## [Aim of the exercise]
All entries below must be reproduced without a single change.

## [Dataset rows describing interfaces]

= = =

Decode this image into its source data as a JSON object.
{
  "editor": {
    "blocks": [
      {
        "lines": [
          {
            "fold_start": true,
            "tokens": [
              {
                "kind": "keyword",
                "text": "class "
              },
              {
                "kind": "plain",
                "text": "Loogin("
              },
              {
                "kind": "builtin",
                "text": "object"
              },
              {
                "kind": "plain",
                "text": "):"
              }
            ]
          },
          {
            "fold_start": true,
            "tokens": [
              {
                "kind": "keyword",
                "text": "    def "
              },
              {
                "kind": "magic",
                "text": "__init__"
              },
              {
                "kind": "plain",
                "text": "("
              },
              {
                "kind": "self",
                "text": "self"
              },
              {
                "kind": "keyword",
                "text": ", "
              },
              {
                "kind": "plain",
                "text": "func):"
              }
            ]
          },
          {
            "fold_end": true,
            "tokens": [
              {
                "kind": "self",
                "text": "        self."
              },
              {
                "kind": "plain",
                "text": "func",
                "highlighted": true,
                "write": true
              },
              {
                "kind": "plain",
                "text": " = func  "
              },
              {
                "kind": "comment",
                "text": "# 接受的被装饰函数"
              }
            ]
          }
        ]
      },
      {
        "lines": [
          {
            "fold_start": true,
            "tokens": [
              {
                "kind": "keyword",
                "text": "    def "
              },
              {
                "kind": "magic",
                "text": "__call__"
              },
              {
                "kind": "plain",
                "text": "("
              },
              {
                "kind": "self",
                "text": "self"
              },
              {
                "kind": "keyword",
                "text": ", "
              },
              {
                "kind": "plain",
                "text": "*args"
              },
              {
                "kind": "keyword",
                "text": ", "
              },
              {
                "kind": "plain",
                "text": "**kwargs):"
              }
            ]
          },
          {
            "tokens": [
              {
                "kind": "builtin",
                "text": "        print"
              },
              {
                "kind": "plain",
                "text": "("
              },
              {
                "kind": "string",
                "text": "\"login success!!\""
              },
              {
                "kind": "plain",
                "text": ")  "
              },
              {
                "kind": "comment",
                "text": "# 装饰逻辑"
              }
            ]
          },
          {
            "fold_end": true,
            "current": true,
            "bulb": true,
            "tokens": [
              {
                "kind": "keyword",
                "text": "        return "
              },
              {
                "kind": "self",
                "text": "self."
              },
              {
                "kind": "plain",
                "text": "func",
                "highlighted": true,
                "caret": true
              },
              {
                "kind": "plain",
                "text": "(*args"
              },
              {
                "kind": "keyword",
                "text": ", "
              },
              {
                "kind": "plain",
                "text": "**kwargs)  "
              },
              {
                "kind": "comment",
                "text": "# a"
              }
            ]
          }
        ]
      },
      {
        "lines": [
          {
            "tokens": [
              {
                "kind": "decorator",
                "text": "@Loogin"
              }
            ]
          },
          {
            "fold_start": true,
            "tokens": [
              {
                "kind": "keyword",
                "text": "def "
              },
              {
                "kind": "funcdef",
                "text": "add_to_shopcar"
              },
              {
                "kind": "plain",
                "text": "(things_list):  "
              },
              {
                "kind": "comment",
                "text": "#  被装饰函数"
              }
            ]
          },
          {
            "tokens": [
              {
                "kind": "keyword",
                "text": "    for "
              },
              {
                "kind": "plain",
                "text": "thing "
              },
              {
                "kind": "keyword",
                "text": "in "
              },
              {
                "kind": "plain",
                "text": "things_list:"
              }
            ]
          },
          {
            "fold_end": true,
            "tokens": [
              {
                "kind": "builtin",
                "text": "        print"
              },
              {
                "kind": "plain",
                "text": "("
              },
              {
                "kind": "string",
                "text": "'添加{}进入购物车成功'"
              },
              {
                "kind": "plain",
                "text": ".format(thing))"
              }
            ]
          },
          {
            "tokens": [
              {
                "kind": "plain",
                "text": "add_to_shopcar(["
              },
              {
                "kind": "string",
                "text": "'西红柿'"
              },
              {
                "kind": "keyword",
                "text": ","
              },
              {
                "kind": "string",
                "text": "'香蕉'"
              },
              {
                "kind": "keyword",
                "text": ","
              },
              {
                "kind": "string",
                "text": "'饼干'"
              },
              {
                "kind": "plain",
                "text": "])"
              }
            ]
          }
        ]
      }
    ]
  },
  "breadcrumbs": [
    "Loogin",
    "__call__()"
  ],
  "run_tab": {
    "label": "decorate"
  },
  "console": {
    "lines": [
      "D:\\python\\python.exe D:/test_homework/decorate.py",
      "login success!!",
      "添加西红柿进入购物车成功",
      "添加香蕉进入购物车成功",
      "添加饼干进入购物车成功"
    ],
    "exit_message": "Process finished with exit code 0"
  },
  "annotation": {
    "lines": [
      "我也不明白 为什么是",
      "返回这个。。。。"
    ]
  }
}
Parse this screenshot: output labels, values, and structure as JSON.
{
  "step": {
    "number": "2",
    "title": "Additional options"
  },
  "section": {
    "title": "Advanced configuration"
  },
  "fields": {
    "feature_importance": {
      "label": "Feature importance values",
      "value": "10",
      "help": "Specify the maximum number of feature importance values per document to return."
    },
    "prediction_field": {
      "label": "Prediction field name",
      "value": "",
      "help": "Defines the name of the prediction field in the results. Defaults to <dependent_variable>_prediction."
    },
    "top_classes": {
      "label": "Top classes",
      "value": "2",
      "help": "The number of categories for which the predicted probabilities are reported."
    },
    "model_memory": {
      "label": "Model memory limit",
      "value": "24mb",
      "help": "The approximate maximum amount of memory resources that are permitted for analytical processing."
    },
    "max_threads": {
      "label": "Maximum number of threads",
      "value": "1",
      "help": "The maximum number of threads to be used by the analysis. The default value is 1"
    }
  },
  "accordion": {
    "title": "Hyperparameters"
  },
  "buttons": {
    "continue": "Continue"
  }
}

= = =

## [Solution below]
Decode this image into its source data as a JSON object.
{
  "editor": {
    "blocks": [
      {
        "lines": [
          {
            "fold_start": true,
            "tokens": [
              {
                "kind": "keyword",
                "text": "class "
              },
              {
                "kind": "plain",
                "text": "Loogin("
              },
              {
                "kind": "builtin",
                "text": "object"
              },
              {
                "kind": "plain",
                "text": "):"
              }
            ]
          },
          {
            "fold_start": true,
            "tokens": [
              {
                "kind": "keyword",
                "text": "    def "
              },
              {
                "kind": "magic",
                "text": "__init__"
              },
              {
                "kind": "plain",
                "text": "("
              },
              {
                "kind": "self",
                "text": "self"
              },
              {
                "kind": "keyword",
                "text": ", "
              },
              {
                "kind": "plain",
                "text": "func):"
              }
            ]
          },
          {
            "fold_end": true,
            "tokens": [
              {
                "kind": "self",
                "text": "        self."
              },
              {
                "kind": "plain",
                "text": "func",
                "highlighted": true,
                "write": true
              },
              {
                "kind": "plain",
                "text": " = func  "
              },
              {
                "kind": "comment",
                "text": "# 接受的被装饰函数"
              }
            ]
          }
        ]
      },
      {
        "lines": [
          {
            "fold_start": true,
            "tokens": [
              {
                "kind": "keyword",
                "text": "    def "
              },
              {
                "kind": "magic",
                "text": "__call__"
              },
              {
                "kind": "plain",
                "text": "("
              },
              {
                "kind": "self",
                "text": "self"
              },
              {
                "kind": "keyword",
                "text": ", "
              },
              {
                "kind": "plain",
                "text": "*args"
              },
              {
                "kind": "keyword",
                "text": ", "
              },
              {
                "kind": "plain",
                "text": "**kwargs):"
              }
            ]
          },
          {
            "tokens": [
              {
                "kind": "builtin",
                "text": "        print"
              },
              {
                "kind": "plain",
                "text": "("
              },
              {
                "kind": "string",
                "text": "\"login success!!\""
              },
              {
                "kind": "plain",
                "text": ")  "
              },
              {
                "kind": "comment",
                "text": "# 装饰逻辑"
              }
            ]
          },
          {
            "fold_end": true,
            "current": true,
            "bulb": true,
            "tokens": [
              {
                "kind": "keyword",
                "text": "        return "
              },
              {
                "kind": "self",
                "text": "self."
              },
              {
                "kind": "plain",
                "text": "func",
                "highlighted": true,
                "caret": true
              },
              {
                "kind": "plain",
                "text": "(*args"
              },
              {
                "kind": "keyword",
                "text": ", "
              },
              {
                "kind": "plain",
                "text": "**kwargs)  "
              },
              {
                "kind": "comment",
                "text": "# a"
              }
            ]
          }
        ]
      },
      {
        "lines": [
          {
            "tokens": [
              {
                "kind": "decorator",
                "text": "@Loogin"
              }
            ]
          },
          {
            "fold_start": true,
            "tokens": [
              {
                "kind": "keyword",
                "text": "def "
              },
              {
                "kind": "funcdef",
                "text": "add_to_shopcar"
              },
              {
                "kind": "plain",
                "text": "(things_list):  "
              },
              {
                "kind": "comment",
                "text": "#  被装饰函数"
              }
            ]
          },
          {
            "tokens": [
              {
                "kind": "keyword",
                "text": "    for "
              },
              {
                "kind": "plain",
                "text": "thing "
              },
              {
                "kind": "keyword",
                "text": "in "
              },
              {
                "kind": "plain",
                "text": "things_list:"
              }
            ]
          },
          {
            "fold_end": true,
            "tokens": [
              {
                "kind": "builtin",
                "text": "        print"
              },
              {
                "kind": "plain",
                "text": "("
              },
              {
                "kind": "string",
                "text": "'添加{}进入购物车成功'"
              },
              {
                "kind": "plain",
                "text": ".format(thing))"
              }
            ]
          },
          {
            "tokens": [
              {
                "kind": "plain",
                "text": "add_to_shopcar(["
              },
              {
                "kind": "string",
                "text": "'西红柿'"
              },
              {
                "kind": "keyword",
                "text": ","
              },
              {
                "kind": "string",
                "text": "'香蕉'"
              },
              {
                "kind": "keyword",
                "text": ","
              },
              {
                "kind": "string",
                "text": "'饼干'"
              },
              {
                "kind": "plain",
                "text": "])"
              }
            ]
          }
        ]
      }
    ]
  },
  "breadcrumbs": [
    "Loogin",
    "__call__()"
  ],
  "run_tab": {
    "label": "decorate"
  },
  "console": {
    "lines": [
      "D:\\python\\python.exe D:/test_homework/decorate.py",
      "login success!!",
      "添加西红柿进入购物车成功",
      "添加香蕉进入购物车成功",
      "添加饼干进入购物车成功"
    ],
    "exit_message": "Process finished with exit code 0"
  },
  "annotation": {
    "lines": [
      "我也不明白 为什么是",
      "返回这个。。。。"
    ]
  }
}
Parse this screenshot: output labels, values, and structure as JSON.
{
  "step": {
    "number": "2",
    "title": "Additional options"
  },
  "section": {
    "title": "Advanced configuration"
  },
  "fields": {
    "feature_importance": {
      "label": "Feature importance values",
      "value": "10",
      "help": "Specify the maximum number of feature importance values per document to return."
    },
    "prediction_field": {
      "label": "Prediction field name",
      "value": "",
      "help": "Defines the name of the prediction field in the results. Defaults to <dependent_variable>_prediction."
    },
    "top_classes": {
      "label": "Top classes",
      "value": "2",
      "help": "The number of categories for which the predicted probabilities are reported."
    },
    "model_memory": {
      "label": "Model memory limit",
      "value": "24mb",
      "help": "The approximate maximum amount of memory resources that are permitted for analytical processing."
    },
    "max_threads": {
      "label": "Maximum number of threads",
      "value": "1",
      "help": "The maximum number of threads to be used by the analysis. The default value is 1"
    }
  },
  "accordion": {
    "title": "Hyperparameters"
  },
  "buttons": {
    "continue": "Continue"
  }
}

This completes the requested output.